March 29, 1992 |
JAIME HILL GIVES A SHORT, amused laugh as he recalls the first time he met Ana Guadalupe Martinez in 1979. He was a prisoner of the guerrillas, locked in a closet-sized cell while the rebels negotiated his release for a ransom that would top $3 million. Martinez, dressed in olive-drab fatigues, was a leader of the incipient guerrilla force that was trying to finance a revolution against the Salvadoran oligarchy--people like Hill.
August 1, 1990 |
Encouraged by a U.S. policy shift favoring smaller armies in the region, leaders of five Central American countries agreed Tuesday night on a procedure for negotiating limits on the military manpower and arsenals amassed during a decade of guerrilla conflicts and superpower tensions.
December 13, 1989 |
In a diplomatic coup for El Salvador's President Alfredo Cristiani, the five Central American leaders emerged from a tense, two-day summit early Tuesday with their strongest condemnation of Salvadoran guerrillas and an appeal for a cease-fire in the rebels' monthlong military offensive.
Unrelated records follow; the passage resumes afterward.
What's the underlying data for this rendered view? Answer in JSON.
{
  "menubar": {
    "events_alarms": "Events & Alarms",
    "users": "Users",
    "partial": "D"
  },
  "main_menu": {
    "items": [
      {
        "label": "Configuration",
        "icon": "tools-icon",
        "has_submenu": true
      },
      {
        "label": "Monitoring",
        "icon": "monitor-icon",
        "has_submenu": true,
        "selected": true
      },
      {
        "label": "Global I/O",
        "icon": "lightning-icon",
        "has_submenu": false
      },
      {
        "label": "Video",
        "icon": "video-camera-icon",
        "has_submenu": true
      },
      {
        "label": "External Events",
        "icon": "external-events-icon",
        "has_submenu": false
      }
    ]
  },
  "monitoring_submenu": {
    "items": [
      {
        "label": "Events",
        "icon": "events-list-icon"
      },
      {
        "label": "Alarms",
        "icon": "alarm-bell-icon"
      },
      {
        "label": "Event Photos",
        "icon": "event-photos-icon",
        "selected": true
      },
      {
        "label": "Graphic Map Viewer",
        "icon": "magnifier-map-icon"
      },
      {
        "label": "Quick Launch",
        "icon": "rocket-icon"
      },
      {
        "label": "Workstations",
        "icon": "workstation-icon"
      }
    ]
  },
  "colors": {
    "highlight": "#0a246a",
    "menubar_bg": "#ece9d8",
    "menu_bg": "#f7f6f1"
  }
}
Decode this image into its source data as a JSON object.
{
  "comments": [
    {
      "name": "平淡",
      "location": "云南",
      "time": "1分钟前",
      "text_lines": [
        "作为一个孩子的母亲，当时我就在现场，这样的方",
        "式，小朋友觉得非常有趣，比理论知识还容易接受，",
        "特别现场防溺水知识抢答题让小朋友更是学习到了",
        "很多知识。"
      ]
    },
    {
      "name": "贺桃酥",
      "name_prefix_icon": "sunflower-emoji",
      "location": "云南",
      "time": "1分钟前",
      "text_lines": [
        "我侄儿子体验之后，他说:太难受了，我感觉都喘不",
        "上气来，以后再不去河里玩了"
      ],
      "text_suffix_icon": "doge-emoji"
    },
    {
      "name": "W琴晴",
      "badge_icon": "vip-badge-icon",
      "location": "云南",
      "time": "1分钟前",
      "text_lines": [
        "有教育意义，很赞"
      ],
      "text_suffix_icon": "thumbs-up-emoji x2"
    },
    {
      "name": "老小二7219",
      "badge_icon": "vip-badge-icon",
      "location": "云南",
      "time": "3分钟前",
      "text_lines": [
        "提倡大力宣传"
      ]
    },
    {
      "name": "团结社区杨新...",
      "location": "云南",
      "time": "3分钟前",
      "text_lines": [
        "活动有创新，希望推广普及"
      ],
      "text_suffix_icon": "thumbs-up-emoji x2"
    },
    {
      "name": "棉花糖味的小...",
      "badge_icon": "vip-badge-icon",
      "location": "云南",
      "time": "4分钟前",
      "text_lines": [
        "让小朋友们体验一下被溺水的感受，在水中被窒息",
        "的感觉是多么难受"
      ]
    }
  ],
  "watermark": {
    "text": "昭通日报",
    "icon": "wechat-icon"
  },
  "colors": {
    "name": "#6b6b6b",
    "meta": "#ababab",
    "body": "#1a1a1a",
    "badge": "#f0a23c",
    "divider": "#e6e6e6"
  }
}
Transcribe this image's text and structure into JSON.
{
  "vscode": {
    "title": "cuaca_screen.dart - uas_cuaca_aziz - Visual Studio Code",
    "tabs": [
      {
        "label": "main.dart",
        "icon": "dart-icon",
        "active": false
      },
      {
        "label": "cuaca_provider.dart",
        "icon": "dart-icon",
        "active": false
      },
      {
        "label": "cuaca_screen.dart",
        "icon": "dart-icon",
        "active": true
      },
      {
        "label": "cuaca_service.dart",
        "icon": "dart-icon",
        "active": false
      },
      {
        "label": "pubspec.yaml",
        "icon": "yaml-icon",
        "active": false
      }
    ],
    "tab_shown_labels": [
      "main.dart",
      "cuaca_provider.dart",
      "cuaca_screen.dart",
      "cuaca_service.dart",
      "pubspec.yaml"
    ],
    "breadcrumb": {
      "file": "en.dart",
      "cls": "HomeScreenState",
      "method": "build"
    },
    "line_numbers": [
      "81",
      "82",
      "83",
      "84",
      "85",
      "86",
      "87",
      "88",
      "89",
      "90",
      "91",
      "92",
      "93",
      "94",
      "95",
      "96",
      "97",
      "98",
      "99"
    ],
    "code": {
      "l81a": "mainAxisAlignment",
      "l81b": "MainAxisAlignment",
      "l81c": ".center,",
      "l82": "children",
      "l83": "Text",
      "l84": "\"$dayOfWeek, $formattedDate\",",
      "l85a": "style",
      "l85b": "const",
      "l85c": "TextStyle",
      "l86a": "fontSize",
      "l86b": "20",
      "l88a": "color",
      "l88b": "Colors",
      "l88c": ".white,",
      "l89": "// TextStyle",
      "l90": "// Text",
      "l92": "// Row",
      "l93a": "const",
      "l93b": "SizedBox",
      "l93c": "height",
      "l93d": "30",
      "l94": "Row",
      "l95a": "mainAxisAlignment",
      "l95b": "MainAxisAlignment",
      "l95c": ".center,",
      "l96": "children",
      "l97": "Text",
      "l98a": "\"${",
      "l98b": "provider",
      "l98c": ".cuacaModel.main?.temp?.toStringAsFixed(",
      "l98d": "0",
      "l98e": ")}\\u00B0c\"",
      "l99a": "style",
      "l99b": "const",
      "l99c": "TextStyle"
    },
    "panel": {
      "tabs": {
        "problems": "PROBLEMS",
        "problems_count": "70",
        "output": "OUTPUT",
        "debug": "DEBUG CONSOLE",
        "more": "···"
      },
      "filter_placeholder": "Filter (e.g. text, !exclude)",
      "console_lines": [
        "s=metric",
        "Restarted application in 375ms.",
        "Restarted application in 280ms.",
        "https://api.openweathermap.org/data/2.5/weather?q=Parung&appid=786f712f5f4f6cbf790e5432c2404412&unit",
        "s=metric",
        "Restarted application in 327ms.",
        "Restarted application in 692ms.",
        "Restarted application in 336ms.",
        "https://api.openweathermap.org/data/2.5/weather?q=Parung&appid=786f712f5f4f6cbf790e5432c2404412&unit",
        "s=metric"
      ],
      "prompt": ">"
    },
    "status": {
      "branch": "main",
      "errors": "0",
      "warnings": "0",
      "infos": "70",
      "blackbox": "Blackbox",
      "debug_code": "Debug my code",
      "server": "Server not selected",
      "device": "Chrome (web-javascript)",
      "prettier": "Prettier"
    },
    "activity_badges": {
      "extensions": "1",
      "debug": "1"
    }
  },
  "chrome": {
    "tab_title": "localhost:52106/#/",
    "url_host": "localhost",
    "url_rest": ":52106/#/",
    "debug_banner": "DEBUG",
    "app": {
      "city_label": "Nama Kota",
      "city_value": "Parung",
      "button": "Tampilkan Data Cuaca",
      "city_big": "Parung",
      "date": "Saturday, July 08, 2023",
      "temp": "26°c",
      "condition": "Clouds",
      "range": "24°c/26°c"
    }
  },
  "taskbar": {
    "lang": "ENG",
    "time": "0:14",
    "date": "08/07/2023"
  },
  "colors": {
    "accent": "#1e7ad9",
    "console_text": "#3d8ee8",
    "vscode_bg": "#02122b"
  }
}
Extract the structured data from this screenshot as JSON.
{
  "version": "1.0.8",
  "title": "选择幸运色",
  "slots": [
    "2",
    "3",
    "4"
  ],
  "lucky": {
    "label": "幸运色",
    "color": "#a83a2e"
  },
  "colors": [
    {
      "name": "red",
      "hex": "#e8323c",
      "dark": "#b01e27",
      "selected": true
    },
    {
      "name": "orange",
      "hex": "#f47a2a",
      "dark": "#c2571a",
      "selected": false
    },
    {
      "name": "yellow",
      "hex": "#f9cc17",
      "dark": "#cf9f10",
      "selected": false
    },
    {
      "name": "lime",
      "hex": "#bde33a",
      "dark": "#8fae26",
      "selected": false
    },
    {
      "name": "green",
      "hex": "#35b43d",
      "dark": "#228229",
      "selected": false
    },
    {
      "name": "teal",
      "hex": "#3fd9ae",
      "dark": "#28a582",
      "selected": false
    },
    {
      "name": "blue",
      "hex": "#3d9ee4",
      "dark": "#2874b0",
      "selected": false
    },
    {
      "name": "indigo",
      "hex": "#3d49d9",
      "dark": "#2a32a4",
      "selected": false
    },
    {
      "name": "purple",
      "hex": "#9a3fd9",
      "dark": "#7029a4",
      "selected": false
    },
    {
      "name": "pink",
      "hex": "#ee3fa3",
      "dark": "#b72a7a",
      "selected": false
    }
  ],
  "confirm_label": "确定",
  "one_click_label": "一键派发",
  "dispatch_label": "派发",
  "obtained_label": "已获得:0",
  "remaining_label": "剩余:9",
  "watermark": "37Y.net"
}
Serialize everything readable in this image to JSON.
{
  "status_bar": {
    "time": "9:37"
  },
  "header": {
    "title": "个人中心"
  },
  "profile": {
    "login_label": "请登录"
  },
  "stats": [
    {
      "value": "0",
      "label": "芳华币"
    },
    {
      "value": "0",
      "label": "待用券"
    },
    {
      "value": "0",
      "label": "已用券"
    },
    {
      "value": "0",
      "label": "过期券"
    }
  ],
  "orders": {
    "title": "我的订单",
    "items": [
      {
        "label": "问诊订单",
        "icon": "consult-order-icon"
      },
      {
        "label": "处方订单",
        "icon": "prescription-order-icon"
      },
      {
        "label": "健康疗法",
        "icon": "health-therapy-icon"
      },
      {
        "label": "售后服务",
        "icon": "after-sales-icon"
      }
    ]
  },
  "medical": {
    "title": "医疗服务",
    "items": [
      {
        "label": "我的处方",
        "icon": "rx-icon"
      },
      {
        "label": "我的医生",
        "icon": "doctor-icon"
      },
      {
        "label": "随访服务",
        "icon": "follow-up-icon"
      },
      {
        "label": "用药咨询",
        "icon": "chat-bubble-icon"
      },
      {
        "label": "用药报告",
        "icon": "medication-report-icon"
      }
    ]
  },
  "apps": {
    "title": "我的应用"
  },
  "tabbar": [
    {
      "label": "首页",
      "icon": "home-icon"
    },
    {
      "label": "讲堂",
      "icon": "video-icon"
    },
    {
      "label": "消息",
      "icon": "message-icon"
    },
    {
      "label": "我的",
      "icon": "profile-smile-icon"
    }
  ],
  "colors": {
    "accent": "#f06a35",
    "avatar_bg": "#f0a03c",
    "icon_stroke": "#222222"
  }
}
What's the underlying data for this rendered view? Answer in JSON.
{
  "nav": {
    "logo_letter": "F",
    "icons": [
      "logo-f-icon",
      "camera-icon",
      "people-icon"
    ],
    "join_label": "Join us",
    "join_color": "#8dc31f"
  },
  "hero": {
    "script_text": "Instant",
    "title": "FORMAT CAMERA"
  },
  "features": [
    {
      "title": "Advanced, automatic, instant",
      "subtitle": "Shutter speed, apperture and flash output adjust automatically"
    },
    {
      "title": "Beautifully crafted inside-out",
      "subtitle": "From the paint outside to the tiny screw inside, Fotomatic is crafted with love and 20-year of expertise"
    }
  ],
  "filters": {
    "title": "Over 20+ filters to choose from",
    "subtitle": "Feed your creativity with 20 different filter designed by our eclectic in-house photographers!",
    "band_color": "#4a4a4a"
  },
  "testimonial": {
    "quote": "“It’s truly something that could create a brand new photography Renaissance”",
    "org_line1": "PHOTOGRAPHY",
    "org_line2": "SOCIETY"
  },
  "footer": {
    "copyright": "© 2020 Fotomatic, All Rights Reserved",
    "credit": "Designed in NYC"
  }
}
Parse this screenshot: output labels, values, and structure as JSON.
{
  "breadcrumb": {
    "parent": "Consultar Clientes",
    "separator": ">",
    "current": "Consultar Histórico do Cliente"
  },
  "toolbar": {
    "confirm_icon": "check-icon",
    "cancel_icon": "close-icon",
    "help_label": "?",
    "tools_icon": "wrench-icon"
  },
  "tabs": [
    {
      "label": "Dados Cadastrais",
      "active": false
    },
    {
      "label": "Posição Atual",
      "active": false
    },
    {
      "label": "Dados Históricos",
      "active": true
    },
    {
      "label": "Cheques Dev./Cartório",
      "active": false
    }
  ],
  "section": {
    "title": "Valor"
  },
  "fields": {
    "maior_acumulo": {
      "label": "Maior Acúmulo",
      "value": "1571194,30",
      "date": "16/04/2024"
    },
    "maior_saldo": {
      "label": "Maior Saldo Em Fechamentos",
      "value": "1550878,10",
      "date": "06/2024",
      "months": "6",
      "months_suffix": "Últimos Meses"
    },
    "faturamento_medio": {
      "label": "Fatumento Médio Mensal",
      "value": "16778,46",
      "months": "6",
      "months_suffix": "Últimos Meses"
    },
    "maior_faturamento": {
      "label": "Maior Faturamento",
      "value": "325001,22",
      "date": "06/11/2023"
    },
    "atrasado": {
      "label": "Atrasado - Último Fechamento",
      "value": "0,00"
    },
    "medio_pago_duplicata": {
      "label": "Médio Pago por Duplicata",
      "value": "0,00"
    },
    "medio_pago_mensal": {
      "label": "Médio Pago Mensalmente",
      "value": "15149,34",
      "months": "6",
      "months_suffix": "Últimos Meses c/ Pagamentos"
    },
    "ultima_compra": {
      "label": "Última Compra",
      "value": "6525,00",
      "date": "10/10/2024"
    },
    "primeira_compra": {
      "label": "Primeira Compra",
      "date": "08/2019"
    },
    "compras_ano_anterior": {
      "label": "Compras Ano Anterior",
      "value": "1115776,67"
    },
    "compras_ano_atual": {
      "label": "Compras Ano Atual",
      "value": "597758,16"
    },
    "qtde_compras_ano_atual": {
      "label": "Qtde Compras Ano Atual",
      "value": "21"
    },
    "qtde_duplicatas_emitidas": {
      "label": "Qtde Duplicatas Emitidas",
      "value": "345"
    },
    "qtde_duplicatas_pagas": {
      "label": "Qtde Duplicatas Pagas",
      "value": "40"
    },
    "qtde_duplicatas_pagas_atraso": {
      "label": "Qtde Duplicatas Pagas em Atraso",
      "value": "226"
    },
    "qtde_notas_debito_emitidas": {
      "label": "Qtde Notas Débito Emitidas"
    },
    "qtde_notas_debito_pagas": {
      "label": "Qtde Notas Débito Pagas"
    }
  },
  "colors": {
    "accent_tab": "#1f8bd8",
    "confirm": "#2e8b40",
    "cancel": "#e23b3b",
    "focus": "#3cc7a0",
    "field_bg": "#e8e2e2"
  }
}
April 16, 1991 |
Mario Argueta bowed his head over a sheet of Braille and gently brushed his lips across the raised letters. With his Cuban teacher watching closely, the slight 21-year-old moved his mouth back and forth in patient repetition. Argueta was learning to read. The former Salvadoran guerrilla fighter was blinded and lost both arms six years ago when the homemade grenade he was about to toss at government soldiers exploded prematurely.
March 15, 1994 |
As she moves from town to town campaigning for a seat in the Salvadoran legislature, Nidia Diaz meets friendly crowds who remember her legendary toughness in the face of military torture. But she also meets hecklers, people who sneer at her with disdain: " Guerrillera !" "With pride, thank you," she responds. Through 12 years of El Salvador's brutal civil war, Diaz was one of the best-known guerrilleras , women rebels. In 1985, it was Diaz's guerrilla faction that killed four U.S.
March 9, 1989 |
Vice President Dan Quayle's trip here last month to demand that the government end human rights violations or face the loss of American aid has had almost no impact, with the number of killings actually increasing since his visit, according to diplomats and human rights groups. In the month before the vice president's February trip, the number of civilian deaths attributed to death squads and the military was eight. However, since Feb.
January 6, 1991 |
U.S. military autopsies show conclusively that two American soldiers were "murdered in cold blood . . . executed" by Salvadoran guerrillas after they had survived a crash-landing of their helicopter, U.S. Ambassador William G. Walker said Saturday.
November 4, 1994 |
Joaquin Villalobos, who as a master guerrilla strategist eluded capture during 12 years of civil war, completed Day 16 as a prisoner Thursday, awaiting the outcome of a defamation lawsuit. Two years after peace accords ended the war, legal maneuvering has done to Villalobos what an army backed by billions of U.S. dollars never could. Villalobos was sued by a wealthy businessman he accused of having financed the right-wing death squads that terrorized Salvadorans through much of the 1980s.
February 14, 1987 |
Leftist guerrillas engaged in prolonged, heavy combat with government troops in El Salvador's eastern province of Morazan on Friday, leaving at least eight soldiers dead and 12 wounded, military officials said. The attack on troops in Delicias de Concepcion, 118 miles east of the capital, was the latest action in a rebel offensive launched at the beginning of the year with a similar assault on military positions to the north in Osicala.
March 2, 1989 |
A Salvadoran army call for a cease-fire in the country's nine-year civil war was answered Wednesday by Marxist guerrilla bombs, bullets and hard words. Within hours after the army had said it was suspending all offensive operations as of midnight Tuesday until June 1, units of the Farabundo Marti National Liberation Front struck at several military and civilian targets.